Hadar Goldman, the man who paid £190,000 for Ian Curtis’ house earlier this year, has called Joy Division “The modern Rembrandt”.
In February of this year it was reported that campaigners were seeking to raise £115,000 for the two-bedroom property at 77 Barton Street, Macclesfield, after it was put on the market.
Goldman, an entrepreneur and classically trained musician, purchased the property at its asking price of £115,000, plus £75,000 in compensation and legal fees.
“Although I paid £190,000 – nearly double the asking price – I felt as if I had to get involved,” he said, “especially after hearing the plight of the fans who had failed to raise the necessary funds to buy the house owned and lived in by one of the musical heroes of my youth. Joy Division left a musical legacy which has influenced many of today’s bands.”
Speaking about his purchase of the property in an interview with The Guardian today, Goldman said, “It was, I imagine, for my personal ego. Some people would pay for a Rembrandt painting; for me, Joy Division is the modern Rembrandt.”
Goldman also discussed the transformation of the house into a museum, saying that it has a “raw energy”. He revealed that, as well as being a Joy Division museum, it will be a “digital hub” which will support artists all over the world.
Former members of Joy Division have reacted to the news in different ways. Peter Hook has given the project his blessing, but Bernard Sumner is concerned it might become a “monument to suicide” because Curtis was found dead in its kitchen.
Goldman said, “Years pass. We are left with great art, great music. And super-positive energy. There is nothing spooky about it. I would like to take it to a place where it is like a little sun [for] energy projection.” He said he would be opening up the kitchen to the public because “you create demand by forbidding stuff.”

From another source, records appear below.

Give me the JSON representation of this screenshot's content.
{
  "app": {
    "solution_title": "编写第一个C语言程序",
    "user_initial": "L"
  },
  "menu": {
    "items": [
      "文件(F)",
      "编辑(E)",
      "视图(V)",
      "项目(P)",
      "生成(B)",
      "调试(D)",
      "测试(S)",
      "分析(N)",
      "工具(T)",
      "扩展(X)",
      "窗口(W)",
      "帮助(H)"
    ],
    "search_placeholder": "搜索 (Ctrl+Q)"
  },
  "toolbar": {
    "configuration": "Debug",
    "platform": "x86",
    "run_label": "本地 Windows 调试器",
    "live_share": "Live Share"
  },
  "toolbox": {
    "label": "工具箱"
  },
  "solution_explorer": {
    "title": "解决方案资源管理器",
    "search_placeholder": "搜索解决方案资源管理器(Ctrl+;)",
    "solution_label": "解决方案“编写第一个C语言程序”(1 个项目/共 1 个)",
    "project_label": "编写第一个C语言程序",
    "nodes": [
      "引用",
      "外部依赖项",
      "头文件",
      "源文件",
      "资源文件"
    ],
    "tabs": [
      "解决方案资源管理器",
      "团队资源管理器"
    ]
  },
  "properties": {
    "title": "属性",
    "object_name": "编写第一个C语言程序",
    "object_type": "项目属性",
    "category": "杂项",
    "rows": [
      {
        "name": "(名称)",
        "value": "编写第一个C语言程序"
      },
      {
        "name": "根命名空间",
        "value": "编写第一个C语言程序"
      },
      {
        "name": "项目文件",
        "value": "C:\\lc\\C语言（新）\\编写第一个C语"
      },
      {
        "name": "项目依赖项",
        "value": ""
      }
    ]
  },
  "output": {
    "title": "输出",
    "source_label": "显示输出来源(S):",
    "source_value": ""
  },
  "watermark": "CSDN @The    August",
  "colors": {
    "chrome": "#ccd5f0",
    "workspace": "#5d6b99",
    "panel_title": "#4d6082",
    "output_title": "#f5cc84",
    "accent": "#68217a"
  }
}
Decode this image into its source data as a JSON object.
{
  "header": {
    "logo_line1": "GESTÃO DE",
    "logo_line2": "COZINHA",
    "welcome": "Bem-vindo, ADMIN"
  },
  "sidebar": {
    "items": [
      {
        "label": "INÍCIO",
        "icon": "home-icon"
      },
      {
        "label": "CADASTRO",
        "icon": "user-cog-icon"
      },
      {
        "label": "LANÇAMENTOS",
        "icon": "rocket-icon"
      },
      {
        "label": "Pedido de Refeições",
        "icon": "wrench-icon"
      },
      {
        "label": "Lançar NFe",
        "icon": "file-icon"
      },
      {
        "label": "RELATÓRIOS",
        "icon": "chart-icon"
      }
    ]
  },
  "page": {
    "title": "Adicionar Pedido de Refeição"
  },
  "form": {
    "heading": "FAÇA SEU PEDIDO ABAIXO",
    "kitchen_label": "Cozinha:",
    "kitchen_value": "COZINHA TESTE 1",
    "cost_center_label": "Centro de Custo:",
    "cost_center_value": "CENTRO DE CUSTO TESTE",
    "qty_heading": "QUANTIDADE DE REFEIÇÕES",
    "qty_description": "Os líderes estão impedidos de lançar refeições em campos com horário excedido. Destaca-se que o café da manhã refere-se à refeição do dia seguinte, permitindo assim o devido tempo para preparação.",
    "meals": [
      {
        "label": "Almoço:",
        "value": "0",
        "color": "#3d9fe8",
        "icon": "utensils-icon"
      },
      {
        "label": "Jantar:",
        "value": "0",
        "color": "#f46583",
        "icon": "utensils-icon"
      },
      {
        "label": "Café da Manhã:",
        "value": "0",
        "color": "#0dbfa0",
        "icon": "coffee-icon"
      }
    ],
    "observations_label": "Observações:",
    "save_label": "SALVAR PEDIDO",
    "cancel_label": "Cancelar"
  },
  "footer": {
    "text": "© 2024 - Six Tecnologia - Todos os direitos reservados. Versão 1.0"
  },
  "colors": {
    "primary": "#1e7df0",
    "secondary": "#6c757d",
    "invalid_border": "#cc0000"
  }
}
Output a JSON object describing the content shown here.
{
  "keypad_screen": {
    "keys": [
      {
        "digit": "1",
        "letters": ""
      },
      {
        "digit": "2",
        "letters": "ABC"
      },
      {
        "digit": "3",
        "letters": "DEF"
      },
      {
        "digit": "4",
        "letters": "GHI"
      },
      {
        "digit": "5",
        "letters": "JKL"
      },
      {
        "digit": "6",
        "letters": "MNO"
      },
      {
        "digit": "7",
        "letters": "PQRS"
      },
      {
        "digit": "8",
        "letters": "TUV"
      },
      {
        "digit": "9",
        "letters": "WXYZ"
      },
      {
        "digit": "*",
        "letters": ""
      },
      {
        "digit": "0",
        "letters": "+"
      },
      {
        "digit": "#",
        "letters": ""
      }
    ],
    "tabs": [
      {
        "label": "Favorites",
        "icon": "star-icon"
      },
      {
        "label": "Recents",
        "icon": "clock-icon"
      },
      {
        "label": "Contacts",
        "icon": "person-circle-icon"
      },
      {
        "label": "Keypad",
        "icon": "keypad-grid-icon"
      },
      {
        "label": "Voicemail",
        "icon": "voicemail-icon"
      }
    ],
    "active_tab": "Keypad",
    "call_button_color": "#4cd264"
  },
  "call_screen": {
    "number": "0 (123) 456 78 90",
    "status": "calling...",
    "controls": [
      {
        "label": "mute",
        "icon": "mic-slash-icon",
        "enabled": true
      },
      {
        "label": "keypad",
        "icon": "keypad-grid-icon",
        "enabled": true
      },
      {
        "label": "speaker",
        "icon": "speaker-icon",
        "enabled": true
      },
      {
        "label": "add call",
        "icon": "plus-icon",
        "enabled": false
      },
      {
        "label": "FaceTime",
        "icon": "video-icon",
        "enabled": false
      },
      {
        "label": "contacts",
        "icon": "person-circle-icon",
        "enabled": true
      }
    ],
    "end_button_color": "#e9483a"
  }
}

The entrepreneur is currently applying for council permits and trying to set up a board of directors for the museum. He also discussed plans to start a fund for local artists.